February 16, 2020
In a funny scene from a movie I watched recently, a young energetic firefighter tells his colleagues about a woman he had met. “This girl scares me,” he said softly and longingly. The crew chuckled and one responded, “that’s how you know it’s real.” The smiles and nods that followed captured the widely-held belief that love is scary.
Many see fear and love in a Venn diagram, with a large space in the middle in which the two coexist comfortably or in a single circle, virtually inseparable. But the relationship is quite different.
Love and fear exist on a continuum, like this:
Fear <————————————————-> Love
The two are powerful, but opposing forces that tend to suppress the characteristics of the other. The more we move towards or choose love, the less fear we experience. Fear pulls our relationships toward dishonesty, suspicion, anger, stinginess, and loneliness but love pulls them toward trust, kindness, honesty, and closeness.
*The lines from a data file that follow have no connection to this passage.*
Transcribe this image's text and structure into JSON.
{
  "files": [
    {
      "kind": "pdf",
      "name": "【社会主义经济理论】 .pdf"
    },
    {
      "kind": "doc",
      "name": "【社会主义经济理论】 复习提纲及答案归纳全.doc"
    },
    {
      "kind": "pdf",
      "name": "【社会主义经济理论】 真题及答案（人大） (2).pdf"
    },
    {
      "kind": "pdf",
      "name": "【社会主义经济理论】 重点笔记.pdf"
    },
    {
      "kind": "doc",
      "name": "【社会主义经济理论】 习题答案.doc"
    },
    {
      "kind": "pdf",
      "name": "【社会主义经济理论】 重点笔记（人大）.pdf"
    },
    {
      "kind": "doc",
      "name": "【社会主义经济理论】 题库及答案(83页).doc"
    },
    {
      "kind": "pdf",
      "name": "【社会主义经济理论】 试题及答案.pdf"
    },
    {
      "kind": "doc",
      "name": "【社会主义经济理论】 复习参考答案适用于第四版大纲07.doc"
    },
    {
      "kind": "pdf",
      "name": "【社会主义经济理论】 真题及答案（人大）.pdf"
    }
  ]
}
We can tell where we are on the fear-love continuum by simply observing the fruit of our relationships.
To enjoy more of love’s fruit in our most intimate relationships, we must resist fear and choose love habitually. At many different times, fear will tell us to hold a grudge and be suspicious because “you never know what he/she will do,” but love whispers, “forgive, give him/her the benefit of the doubt.” Fear will add, “hold back, don’t let them know you care or they’ll take advantage of you,” but love says, “give and let them know you care.” The one we choose most frequently will determine the quality of our relationships and lives.
The Bible reminds us that “there is no fear in love because perfect love drives out fear” (1 John 4:18). So, even if the idea is scary, let’s learn to love fearlessly.